Debugging locking situations
Sometimes, when multiple users or threads are accessing a database at the same time, locking situations may occur. Lock timeouts happen when a transaction has waited "long enough" for a resource that is locked by another transaction. Deadlocks occur when two or more transactions are waiting for each other, and it is impossible to get further without rolling back at least one of the transactions.
Although locking situations are not necessarily an indication of faults in your application, it is always useful to know why it happened, and possibly how to avoid it in the future.
In order to understand how your application affects locking in the database, you should first get a basic understanding the relationship between the different types of locks, concurrency modes (isolation levels), transaction lifetimes, etc. in Derby.
The Derby manuals include lots of useful information on concurrency and locking in Derby.

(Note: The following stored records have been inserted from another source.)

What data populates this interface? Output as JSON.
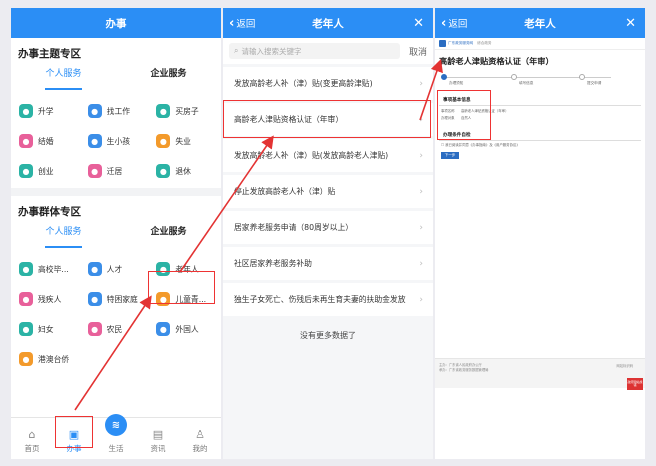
{
  "colors": {
    "primary": "#2b8ef5",
    "highlight": "#e33333"
  },
  "screen1": {
    "title": "办事",
    "section1_title": "办事主题专区",
    "section1_tabs": [
      "个人服务",
      "企业服务"
    ],
    "section1_items": [
      {
        "label": "升学",
        "icon": "graduation-icon",
        "color": "#2bb3a5"
      },
      {
        "label": "找工作",
        "icon": "briefcase-icon",
        "color": "#3b8ee8"
      },
      {
        "label": "买房子",
        "icon": "house-icon",
        "color": "#2bb3a5"
      },
      {
        "label": "结婚",
        "icon": "heart-icon",
        "color": "#e8609a"
      },
      {
        "label": "生小孩",
        "icon": "baby-icon",
        "color": "#3b8ee8"
      },
      {
        "label": "失业",
        "icon": "jobless-icon",
        "color": "#f39a2b"
      },
      {
        "label": "创业",
        "icon": "balloon-icon",
        "color": "#2bb3a5"
      },
      {
        "label": "迁居",
        "icon": "truck-icon",
        "color": "#e8609a"
      },
      {
        "label": "退休",
        "icon": "elder-icon",
        "color": "#2bb3a5"
      }
    ],
    "section2_title": "办事群体专区",
    "section2_tabs": [
      "个人服务",
      "企业服务"
    ],
    "section2_items": [
      {
        "label": "高校毕...",
        "icon": "grad-cap-icon",
        "color": "#2bb3a5"
      },
      {
        "label": "人才",
        "icon": "person-icon",
        "color": "#3b8ee8"
      },
      {
        "label": "老年人",
        "icon": "elder-icon",
        "color": "#2bb3a5"
      },
      {
        "label": "残疾人",
        "icon": "wheelchair-icon",
        "color": "#e8609a"
      },
      {
        "label": "特困家庭",
        "icon": "family-icon",
        "color": "#3b8ee8"
      },
      {
        "label": "儿童青...",
        "icon": "child-icon",
        "color": "#f39a2b"
      },
      {
        "label": "妇女",
        "icon": "woman-icon",
        "color": "#2bb3a5"
      },
      {
        "label": "农民",
        "icon": "farmer-icon",
        "color": "#e8609a"
      },
      {
        "label": "外国人",
        "icon": "passport-icon",
        "color": "#3b8ee8"
      },
      {
        "label": "港澳台侨",
        "icon": "globe-icon",
        "color": "#f39a2b"
      }
    ],
    "nav": [
      {
        "label": "首页",
        "icon": "home-icon",
        "glyph": "⌂"
      },
      {
        "label": "办事",
        "icon": "briefcase-icon",
        "glyph": "▣"
      },
      {
        "label": "生活",
        "icon": "life-icon",
        "glyph": "≋"
      },
      {
        "label": "资讯",
        "icon": "news-icon",
        "glyph": "▤"
      },
      {
        "label": "我的",
        "icon": "user-icon",
        "glyph": "♙"
      }
    ]
  },
  "screen2": {
    "back_label": "返回",
    "title": "老年人",
    "close_glyph": "✕",
    "search_placeholder": "请输入搜索关键字",
    "cancel_label": "取消",
    "items": [
      "发放高龄老人补（津）贴(变更高龄津贴)",
      "高龄老人津贴资格认证（年审）",
      "发放高龄老人补（津）贴(发放高龄老人津贴)",
      "停止发放高龄老人补（津）贴",
      "居家养老服务申请（80周岁以上）",
      "社区居家养老服务补助",
      "独生子女死亡、伤残后未再生育夫妻的扶助金发放"
    ],
    "no_more": "没有更多数据了"
  },
  "screen3": {
    "back_label": "返回",
    "title": "老年人",
    "close_glyph": "✕",
    "org_name": "广东政务服务网",
    "org_sub": "综合政务",
    "doc_title": "高龄老人津贴资格认证（年审）",
    "steps": [
      "办理须知",
      "填写信息",
      "提交申请"
    ],
    "section_basic": "事项基本信息",
    "basic_rows": [
      {
        "k": "事项名称",
        "v": "高龄老人津贴资格认证（年审）"
      },
      {
        "k": "办理对象",
        "v": "自然人"
      }
    ],
    "section_check": "办理条件自检",
    "agree_text": "我已阅读并同意《办事指南》及《用户服务协议》",
    "next_label": "下一步",
    "footer_lines": [
      "主办：广东省人民政府办公厅",
      "承办：广东省政务服务数据管理局"
    ],
    "footer_right": "网站标识码",
    "badge_text": "政府网站找错"
  }
}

For example, the Derby Developer's Guide contains an entire chapter entitled "Locking, concurrency, and isolation".
Try to envision how this would work in your particular application.
Obtain debug information
When a deadlock occurs, you will most likely get some output looking like this in some exception message (and/or in derby.log):
If you don't see such output, you may need to set the derby.locks.deadlockTrace property or some of the other derby.locks. properties, or upgrade to a newer version of Derby. The various properties you can set are described in the Derby Reference Manual, and some usage is described in the Developer's Guide in "Configuring deadlock detection and lock wait timeouts".
When a lock timeout occurs, a message such as the following will be printed to derby.log or be part of some exception message caught by your application:
If you have enabled the derby.locks.deadlockTrace property, you will probably also see a dump of the lock table at the time of the timeout, for example:
If you don't see such a lock table dump even when the deadlockTrace property has been enabled, consult the Derby Developer's Guide. See also the FAQs.
It is also possible to obtain a snapshot of the lock table of a running database by executing the following statement:
More information about the lock table can be found in the "SYSCS_DIAG.LOCK_TABLE diagnostic table" topic of the Derby Reference Manual.
Interpreting the diagnostics
Not every aspect of the debug information mentioned above (deadlock traces or lock table dumps) is intuitive to the average user of Derby. This section is intended to provide information that may be helpful in deciphering the output.
A walk-through of a lock timeout debugging session on IRC is available in the mailing list archives for the derby-user mailing list.
Please add any other useful information you can think of to this page
- DERBY-360: Add doc info to print lock table for timeout errors
- DERBY-666: Enhance derby.locks.deadlockTrace to print stack traces for all threads involved in a deadlock
- DERBY-2828: derby.locks.deadlockTrace docs claim the property is meaningless without derby.locks.monitor=true
- DERBY-2845: Devguide tips on debugging deadlocks should be clearer
- DERBY-2877: Print the entire lock list when a deadlock occurs and deadlock tracing is on
- DERBY-2991: Index split deadlock